The Great War is about to begin. No, don’t worry that we are talking about armaments or military personnel. We are talking about something much more insidious and toxic, potentially much more devastating to one’s everyday life. We are talking MOUNTAIN CEDAR FEVER. It’s the scourge of Central Texas. A plague that affects the young and the old, the just and the unjust. It involves a tiny beast that lodges in your nose and eyes and chest, making the mid-winter weather threaten to devour your sense of peace on earth and good will toward men. It may begin subtly or it could hit with a vengeance. And once it begins, misery persists for weeks or months. You may notice sneezing and congestion, itchy eyes, throat irritation, chest congestion, fatigue, and you may feel feverish (although your thermometer tells you otherwise). And it may make you think twice about staying in Central Texas for the mild winter weather.
“Cedar Fever” refers to the seasonal allergy symptoms that are caused by the mountain cedar tree, which is actually a juniper tree ( Juniperus ashei ). The cedar tree is a medium-sized, undistinguished tree with sinewy limbs covered with shaggy bark that vaguely resembles orangutan fur. The most intense population of cedar stretches from the Red River to the Rio Grande Valley, right through Central Texas, with the majority of trees being in the Texas Hill Country. The culprit in causing cedar allergy symptoms is actually the pollen from the male cedar trees ( Yes, ladies, you can blame the men! ), and the cedar pollen is produced in massive quantities beginning around mid-December and extending until late February. The pollen is light and airborne, traveling for miles from the source trees ( So, no, you are not safe in downtown San Antonio! ). The requirements for active pollination are healthy trees ( which we have, thanks to the rains this year ) and a hard freeze ( which we have already had ). Once pollination begins over the next few weeks, the severity of the season will depend on the weather. Dry, windy conditions favor spread of the pollen, while rainy weather every few days will help clear the air.
Cedar allergy doesn’t always strike everyone, but estimates tell us that 20-30% of the population may be sensitized and therefore at risk for symptoms. Initially, symptoms may feel like the common cold, but will last much longer and may be much worse. Common sense should apply if you are affected, such as limiting outdoor exposure and using over-the-counter allergy medications. If these efforts prove to be insufficient, then we can offer more aggressive treatment in the clinic. And if this is a recurrent problem for you each winter, then we can offer specific testing and cedar immunizations, either with allergy shots or allergy drops.
So, if you are one of the many Central Texans who have become allergic to mountain cedar, prepare for the battle to some.
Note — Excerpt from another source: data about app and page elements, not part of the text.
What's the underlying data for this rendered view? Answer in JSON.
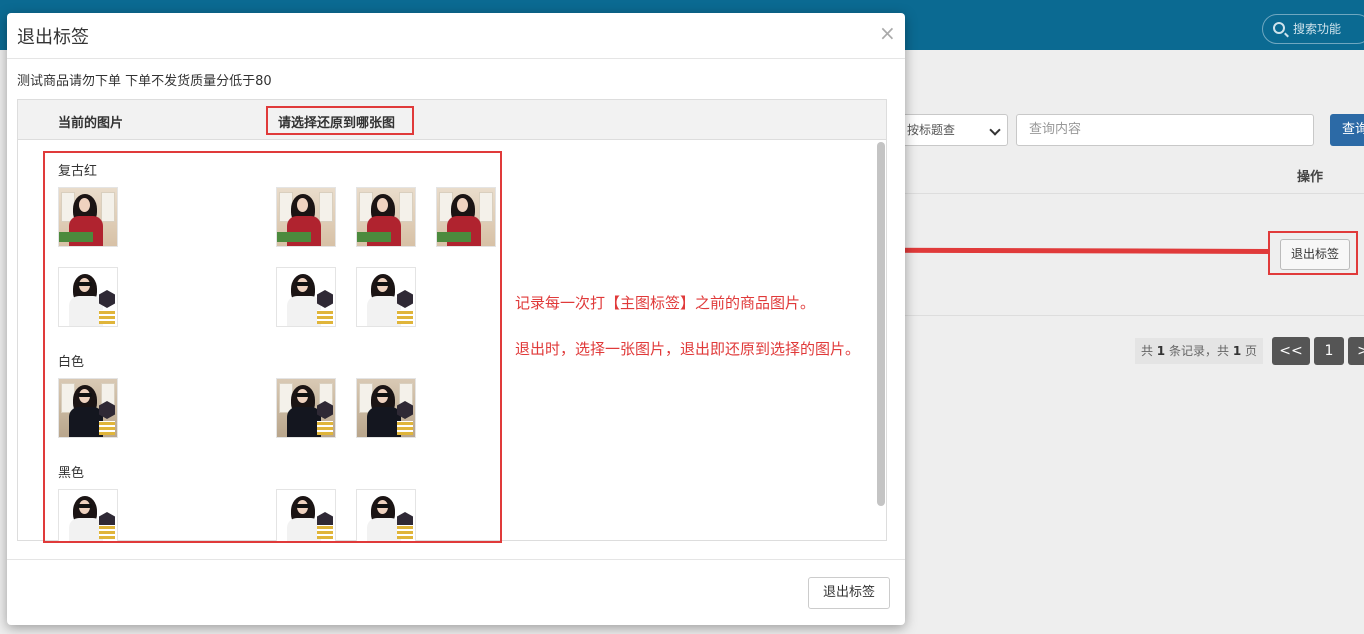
{
  "background_page": {
    "topbar_search_placeholder": "搜索功能",
    "filter_select_value": "按标题查",
    "query_placeholder": "查询内容",
    "query_button_label": "查询",
    "operations_column_header": "操作",
    "row_action_button_label": "退出标签",
    "pager": {
      "total_text_prefix": "共",
      "total_records": "1",
      "total_text_mid": "条记录，共",
      "total_pages": "1",
      "total_text_suffix": "页",
      "prev_label": "<<",
      "current_page": "1",
      "next_label": ">"
    }
  },
  "annotations": {
    "line1": "记录每一次打【主图标签】之前的商品图片。",
    "line2": "退出时，选择一张图片，退出即还原到选择的图片。"
  },
  "modal": {
    "title": "退出标签",
    "close_symbol": "×",
    "notice": "测试商品请勿下单 下单不发货质量分低于80",
    "columns": {
      "current_images": "当前的图片",
      "restore_to": "请选择还原到哪张图"
    },
    "groups": [
      {
        "label": "复古红"
      },
      {
        "label": "白色"
      },
      {
        "label": "黑色"
      }
    ],
    "footer_button_label": "退出标签"
  },
  "colors": {
    "annotation_red": "#e03a3a",
    "topbar_blue": "#0b6a92",
    "query_button_blue": "#2c6aa6",
    "pager_dark": "#555555"
  }
}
And let the physicians and nurses at Certified Allergy and Asthma of San Antonio arm you with measures to win the Great Cedar War of 2018.